**Work item**
Print the listing below exactly. Leave nothing out.

**Dataset records**
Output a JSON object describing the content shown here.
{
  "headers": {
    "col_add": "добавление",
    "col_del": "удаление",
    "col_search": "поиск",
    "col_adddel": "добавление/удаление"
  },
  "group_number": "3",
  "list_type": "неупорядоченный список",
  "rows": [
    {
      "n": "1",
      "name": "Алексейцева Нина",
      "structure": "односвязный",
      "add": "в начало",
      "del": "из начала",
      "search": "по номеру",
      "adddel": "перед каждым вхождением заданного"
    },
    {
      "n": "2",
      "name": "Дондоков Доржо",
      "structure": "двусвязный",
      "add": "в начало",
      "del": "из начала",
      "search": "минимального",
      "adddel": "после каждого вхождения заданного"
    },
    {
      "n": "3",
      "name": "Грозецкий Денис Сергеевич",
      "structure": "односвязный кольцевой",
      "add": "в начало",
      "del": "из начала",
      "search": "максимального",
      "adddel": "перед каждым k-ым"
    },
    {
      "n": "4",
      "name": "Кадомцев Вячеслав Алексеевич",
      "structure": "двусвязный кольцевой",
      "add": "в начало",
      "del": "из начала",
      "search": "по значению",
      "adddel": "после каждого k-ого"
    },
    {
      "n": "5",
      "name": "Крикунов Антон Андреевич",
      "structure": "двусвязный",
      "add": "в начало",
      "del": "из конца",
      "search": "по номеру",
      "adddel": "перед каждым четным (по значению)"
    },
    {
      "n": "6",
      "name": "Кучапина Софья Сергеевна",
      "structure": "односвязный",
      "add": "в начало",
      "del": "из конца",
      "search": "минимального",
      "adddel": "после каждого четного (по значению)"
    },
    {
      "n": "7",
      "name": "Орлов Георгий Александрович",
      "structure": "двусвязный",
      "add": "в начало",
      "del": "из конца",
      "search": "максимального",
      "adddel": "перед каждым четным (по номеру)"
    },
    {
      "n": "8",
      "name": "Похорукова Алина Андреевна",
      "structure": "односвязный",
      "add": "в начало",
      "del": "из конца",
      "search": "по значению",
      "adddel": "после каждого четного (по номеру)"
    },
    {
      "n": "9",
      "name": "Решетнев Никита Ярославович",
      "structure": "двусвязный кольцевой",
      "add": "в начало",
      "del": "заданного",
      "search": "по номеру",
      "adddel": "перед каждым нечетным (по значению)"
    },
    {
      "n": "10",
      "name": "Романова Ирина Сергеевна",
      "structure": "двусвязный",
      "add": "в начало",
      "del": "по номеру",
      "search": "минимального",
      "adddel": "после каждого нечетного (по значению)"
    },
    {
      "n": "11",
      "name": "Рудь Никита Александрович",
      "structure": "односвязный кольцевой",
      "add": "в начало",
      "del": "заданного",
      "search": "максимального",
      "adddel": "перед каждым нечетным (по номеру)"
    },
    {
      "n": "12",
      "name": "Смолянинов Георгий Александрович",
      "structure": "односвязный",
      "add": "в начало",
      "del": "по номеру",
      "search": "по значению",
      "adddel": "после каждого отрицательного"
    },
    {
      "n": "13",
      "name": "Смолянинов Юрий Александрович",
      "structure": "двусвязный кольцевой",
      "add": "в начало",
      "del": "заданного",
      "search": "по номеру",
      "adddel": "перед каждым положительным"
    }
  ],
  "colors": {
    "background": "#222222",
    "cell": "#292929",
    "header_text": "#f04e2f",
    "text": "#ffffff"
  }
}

**Expected answer**
Output a JSON object describing the content shown here.
{
  "headers": {
    "col_add": "добавление",
    "col_del": "удаление",
    "col_search": "поиск",
    "col_adddel": "добавление/удаление"
  },
  "group_number": "3",
  "list_type": "неупорядоченный список",
  "rows": [
    {
      "n": "1",
      "name": "Алексейцева Нина",
      "structure": "односвязный",
      "add": "в начало",
      "del": "из начала",
      "search": "по номеру",
      "adddel": "перед каждым вхождением заданного"
    },
    {
      "n": "2",
      "name": "Дондоков Доржо",
      "structure": "двусвязный",
      "add": "в начало",
      "del": "из начала",
      "search": "минимального",
      "adddel": "после каждого вхождения заданного"
    },
    {
      "n": "3",
      "name": "Грозецкий Денис Сергеевич",
      "structure": "односвязный кольцевой",
      "add": "в начало",
      "del": "из начала",
      "search": "максимального",
      "adddel": "перед каждым k-ым"
    },
    {
      "n": "4",
      "name": "Кадомцев Вячеслав Алексеевич",
      "structure": "двусвязный кольцевой",
      "add": "в начало",
      "del": "из начала",
      "search": "по значению",
      "adddel": "после каждого k-ого"
    },
    {
      "n": "5",
      "name": "Крикунов Антон Андреевич",
      "structure": "двусвязный",
      "add": "в начало",
      "del": "из конца",
      "search": "по номеру",
      "adddel": "перед каждым четным (по значению)"
    },
    {
      "n": "6",
      "name": "Кучапина Софья Сергеевна",
      "structure": "односвязный",
      "add": "в начало",
      "del": "из конца",
      "search": "минимального",
      "adddel": "после каждого четного (по значению)"
    },
    {
      "n": "7",
      "name": "Орлов Георгий Александрович",
      "structure": "двусвязный",
      "add": "в начало",
      "del": "из конца",
      "search": "максимального",
      "adddel": "перед каждым четным (по номеру)"
    },
    {
      "n": "8",
      "name": "Похорукова Алина Андреевна",
      "structure": "односвязный",
      "add": "в начало",
      "del": "из конца",
      "search": "по значению",
      "adddel": "после каждого четного (по номеру)"
    },
    {
      "n": "9",
      "name": "Решетнев Никита Ярославович",
      "structure": "двусвязный кольцевой",
      "add": "в начало",
      "del": "заданного",
      "search": "по номеру",
      "adddel": "перед каждым нечетным (по значению)"
    },
    {
      "n": "10",
      "name": "Романова Ирина Сергеевна",
      "structure": "двусвязный",
      "add": "в начало",
      "del": "по номеру",
      "search": "минимального",
      "adddel": "после каждого нечетного (по значению)"
    },
    {
      "n": "11",
      "name": "Рудь Никита Александрович",
      "structure": "односвязный кольцевой",
      "add": "в начало",
      "del": "заданного",
      "search": "максимального",
      "adddel": "перед каждым нечетным (по номеру)"
    },
    {
      "n": "12",
      "name": "Смолянинов Георгий Александрович",
      "structure": "односвязный",
      "add": "в начало",
      "del": "по номеру",
      "search": "по значению",
      "adddel": "после каждого отрицательного"
    },
    {
      "n": "13",
      "name": "Смолянинов Юрий Александрович",
      "structure": "двусвязный кольцевой",
      "add": "в начало",
      "del": "заданного",
      "search": "по номеру",
      "adddel": "перед каждым положительным"
    }
  ],
  "colors": {
    "background": "#222222",
    "cell": "#292929",
    "header_text": "#f04e2f",
    "text": "#ffffff"
  }
}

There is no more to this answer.